WORK TASK:
Please return every line below that contains the string "your".

══ MATERIAL SUPPLIED

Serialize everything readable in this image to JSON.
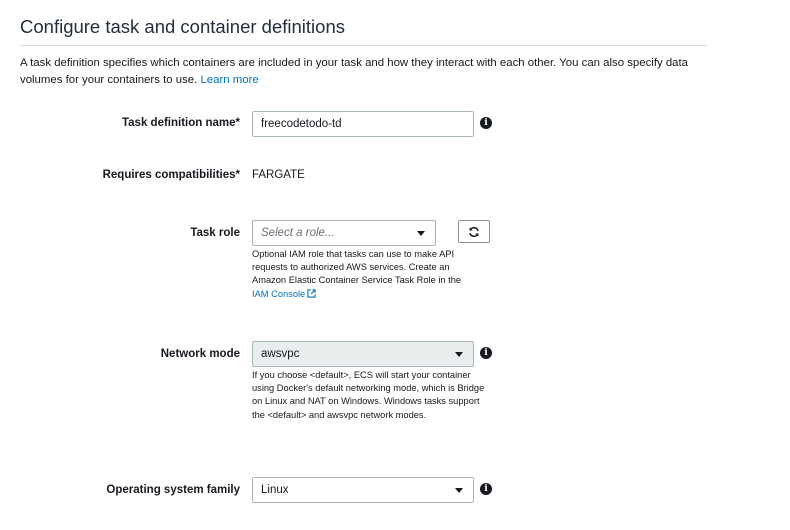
{
  "section": {
    "title": "Configure task and container definitions",
    "description": "A task definition specifies which containers are included in your task and how they interact with each other. You can also specify data volumes for your containers to use.",
    "learn_more": "Learn more"
  },
  "fields": {
    "task_definition_name": {
      "label": "Task definition name*",
      "value": "freecodetodo-td"
    },
    "requires_compatibilities": {
      "label": "Requires compatibilities*",
      "value": "FARGATE"
    },
    "task_role": {
      "label": "Task role",
      "placeholder": "Select a role...",
      "help": "Optional IAM role that tasks can use to make API requests to authorized AWS services. Create an Amazon Elastic Container Service Task Role in the",
      "help_link": "IAM Console"
    },
    "network_mode": {
      "label": "Network mode",
      "value": "awsvpc",
      "help": "If you choose <default>, ECS will start your container using Docker's default networking mode, which is Bridge on Linux and NAT on Windows. Windows tasks support the <default> and awsvpc network modes."
    },
    "os_family": {
      "label": "Operating system family",
      "value": "Linux"
    }
  },
  "icons": {
    "info": "info-icon",
    "refresh": "refresh-icon",
    "external_link": "external-link-icon",
    "dropdown": "caret-down-icon"
  },
  "colors": {
    "link": "#0073bb",
    "text": "#16191f",
    "border": "#aab7b8",
    "disabled_bg": "#eaeded"
  }
}
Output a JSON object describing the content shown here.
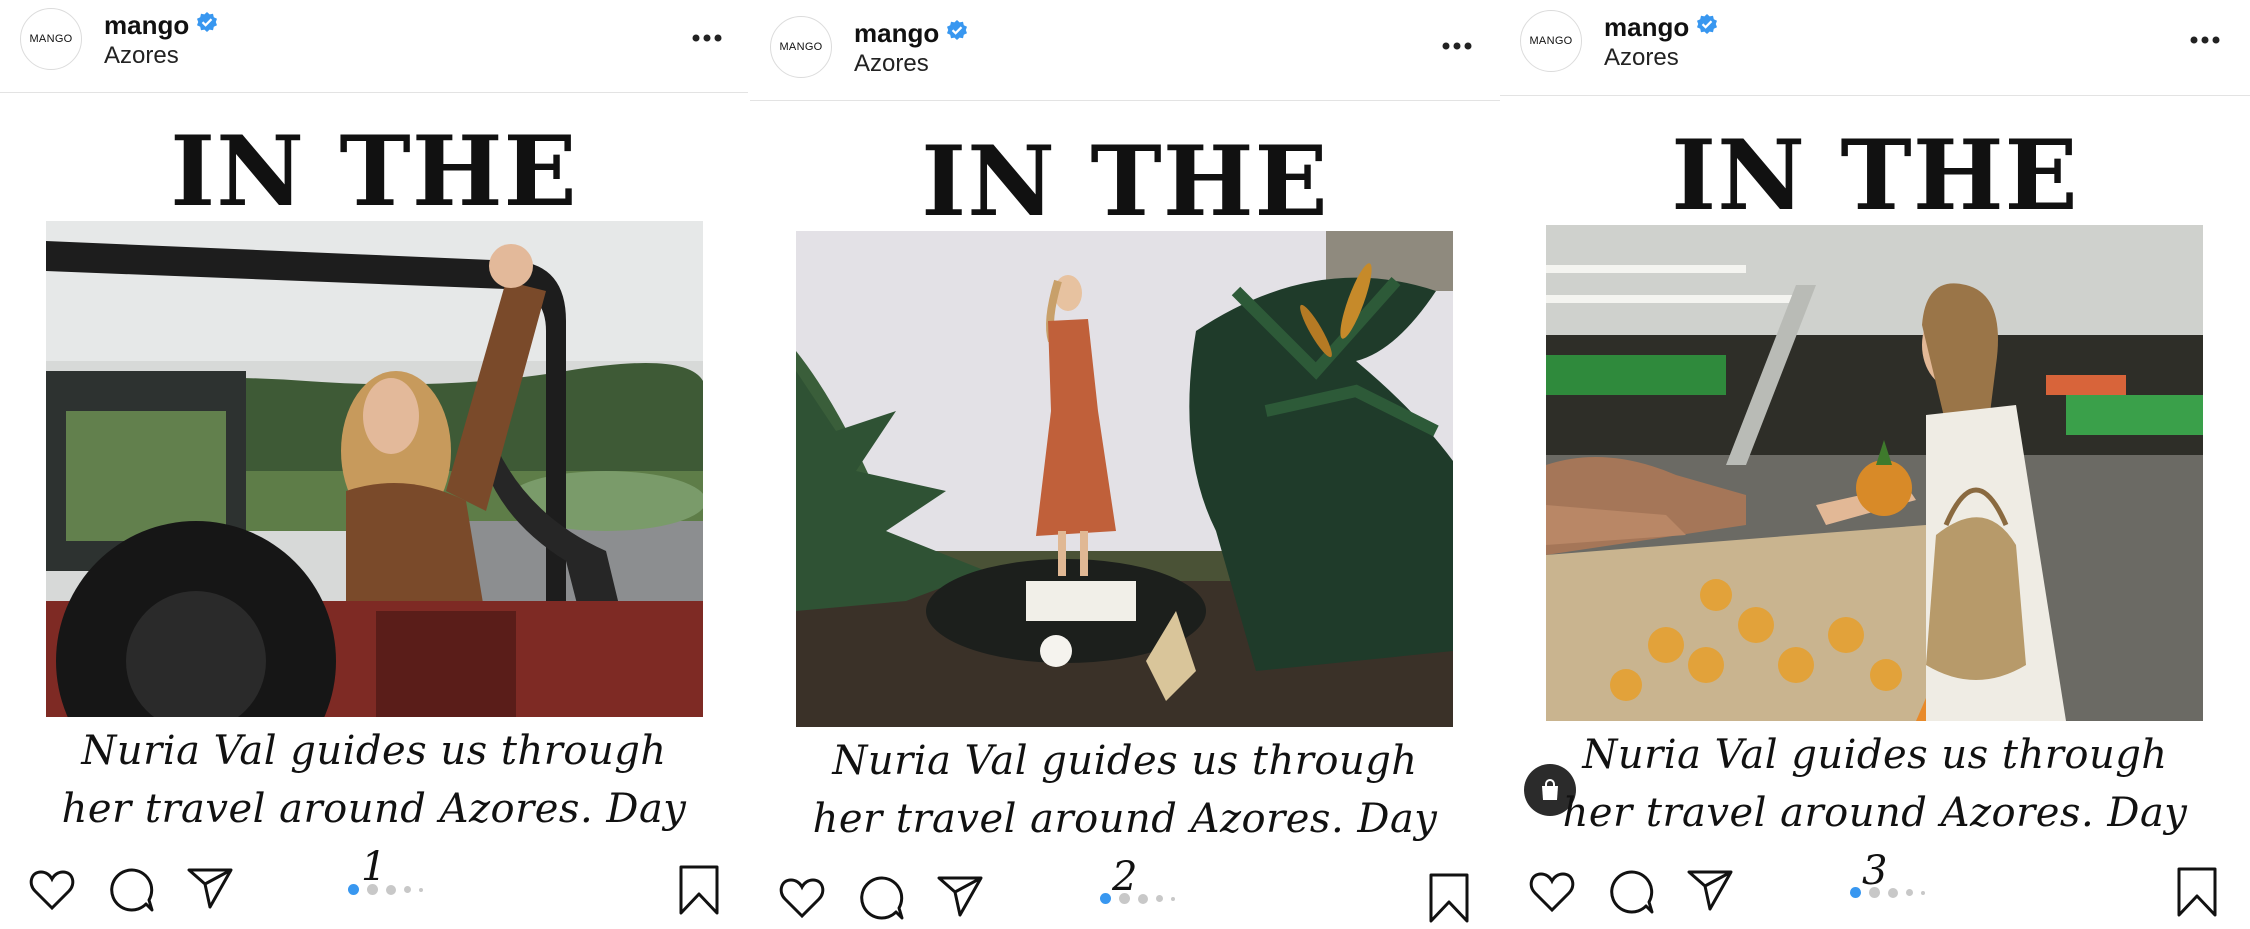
{
  "posts": [
    {
      "username": "mango",
      "location": "Azores",
      "avatar_text": "MANGO",
      "title": "IN THE LOOP",
      "caption_line1": "Nuria Val guides us through",
      "caption_line2": "her travel around Azores. Day 1"
    },
    {
      "username": "mango",
      "location": "Azores",
      "avatar_text": "MANGO",
      "title": "IN THE LOOP",
      "caption_line1": "Nuria Val guides us through",
      "caption_line2": "her travel around Azores. Day 2"
    },
    {
      "username": "mango",
      "location": "Azores",
      "avatar_text": "MANGO",
      "title": "IN THE LOOP",
      "caption_line1": "Nuria Val guides us through",
      "caption_line2": "her travel around Azores. Day 3"
    }
  ],
  "carousel": {
    "total": 5,
    "active_index": 0
  },
  "colors": {
    "verified": "#3897f0",
    "active_dot": "#3897f0",
    "inactive_dot": "#c8c8c8",
    "text": "#111111"
  },
  "icons": [
    "verified-badge-icon",
    "more-options-icon",
    "heart-icon",
    "comment-icon",
    "share-icon",
    "bookmark-icon",
    "shopping-bag-icon"
  ]
}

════

RESPONSE AREA:
    "description": "A task definition specifies which containers are included in your task and how they interact with each other. You can also specify data volumes for your containers to use.",
      "help": "If you choose <default>, ECS will start your container using Docker's default networking mode, which is Bridge on Linux and NAT on Windows. Windows tasks support the <default> and awsvpc network modes."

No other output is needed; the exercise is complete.